VUI is a determined, well-financed corporation.  They are investing huge sums in public relations firms and lobbyists.  They have every intention of proceeding along their chosen path.  We believe the risks that path entails for the rest of us require a meaningful public discussion, one that incorporates the facts, the science and the actual technology VUI plans to employ before the ban is lifted.    

More information is available at, including the studies referenced above, or you can contact me at 434-579-5085.  I would be happy to discuss any of this with you including how you might get involved in this incredibly important issue.  If you can send a check, please make it payable to our fiscal partner, The Roanoke River Basin Association (RRBA), a 501(c)(3) organization, specifying on the ‘For’ line on your check it is for the account of The Virginia Coalition, and send it to the address shown above.  

Thank you for your consideration. 

John R. Cannon 


South Boston 



To the editor:

Having been a resident of Halifax County for nine years, but no longer living there, I do follow the news of my second home. 

I have seen the results of the long time educators’ “early retirement” issues. 

I find it very disappointing that people were enticed into an early retirement, which, I am sure, was in the county’s best interest at the time...why else, were teachers going to get a good break for them?

Yet, when, push comes to shove, these long time employees are thrown under the bus.

Now, these educators and school employees have taken an early retirement, and have had it taken from them...yet, are there jobs to take them back?
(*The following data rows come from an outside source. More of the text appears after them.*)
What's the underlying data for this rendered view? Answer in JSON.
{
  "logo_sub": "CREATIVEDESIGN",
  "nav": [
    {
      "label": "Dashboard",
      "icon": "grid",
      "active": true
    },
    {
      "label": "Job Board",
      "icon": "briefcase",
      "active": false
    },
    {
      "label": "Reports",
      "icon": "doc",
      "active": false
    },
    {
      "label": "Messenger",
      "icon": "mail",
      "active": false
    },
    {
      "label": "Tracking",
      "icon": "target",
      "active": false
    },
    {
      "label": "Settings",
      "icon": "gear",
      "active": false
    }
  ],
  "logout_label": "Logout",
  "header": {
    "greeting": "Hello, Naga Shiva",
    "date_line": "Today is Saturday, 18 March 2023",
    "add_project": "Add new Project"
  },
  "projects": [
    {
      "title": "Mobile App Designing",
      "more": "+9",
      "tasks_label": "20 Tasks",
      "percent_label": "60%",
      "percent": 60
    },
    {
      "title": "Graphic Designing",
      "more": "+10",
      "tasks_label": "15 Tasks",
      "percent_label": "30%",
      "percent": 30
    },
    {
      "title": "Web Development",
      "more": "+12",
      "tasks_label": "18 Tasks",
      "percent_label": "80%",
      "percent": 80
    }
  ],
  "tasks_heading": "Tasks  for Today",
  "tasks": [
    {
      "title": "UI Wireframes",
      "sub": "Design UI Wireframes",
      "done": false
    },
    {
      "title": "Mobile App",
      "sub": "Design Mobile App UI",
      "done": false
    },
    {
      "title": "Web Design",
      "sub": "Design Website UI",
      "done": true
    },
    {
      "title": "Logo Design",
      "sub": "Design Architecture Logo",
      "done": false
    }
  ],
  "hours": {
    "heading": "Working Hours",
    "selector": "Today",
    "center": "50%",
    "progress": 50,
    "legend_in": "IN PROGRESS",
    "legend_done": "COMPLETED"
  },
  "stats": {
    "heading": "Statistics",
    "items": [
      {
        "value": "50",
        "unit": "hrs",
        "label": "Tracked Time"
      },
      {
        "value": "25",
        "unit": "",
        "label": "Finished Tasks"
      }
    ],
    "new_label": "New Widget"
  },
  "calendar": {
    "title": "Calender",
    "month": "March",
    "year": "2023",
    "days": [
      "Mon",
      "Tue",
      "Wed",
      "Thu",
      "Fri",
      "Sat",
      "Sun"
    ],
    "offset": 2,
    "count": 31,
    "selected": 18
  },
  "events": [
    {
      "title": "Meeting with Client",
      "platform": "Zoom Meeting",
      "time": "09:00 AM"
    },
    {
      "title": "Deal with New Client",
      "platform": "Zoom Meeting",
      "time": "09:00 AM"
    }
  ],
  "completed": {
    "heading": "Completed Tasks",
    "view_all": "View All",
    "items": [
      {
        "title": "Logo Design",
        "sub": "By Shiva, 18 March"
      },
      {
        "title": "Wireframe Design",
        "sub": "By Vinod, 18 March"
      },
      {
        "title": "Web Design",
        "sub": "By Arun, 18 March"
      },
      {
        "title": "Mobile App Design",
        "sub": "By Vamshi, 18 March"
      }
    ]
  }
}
If not, I find this disgusting, causing people who have dedicated their lives to a system to be unemployed...

Jim Arnold



Quick response appreciated

To the editor:

I would like to thank the Town of South Boston for their quick response to a complaint that I called in.  

For a couple of months now I have noticed some trees that grow over the sidewalk and block the view of oncoming traffic to both pedestrians and motorists at the corner of Seymour Drive and Factory Street.  I have almost been in two accidents because of this growth.  

Well, yesterday I finally thought to call the town and was transferred to Alan Auld who listened to my concerns.  I asked if I needed to send in a formal letter requesting that the trees be trimmed, he said no and told me that it will be taken care of and thanked me for the information.  To my amazement, the trees were groomed beautifully within the hour.  

So again, I would like to thank them for their rapid response, good job.

Kerrie L. Durling

Operations and Development Coordinator

Halifax Educational Foundation, Inc.

South Boston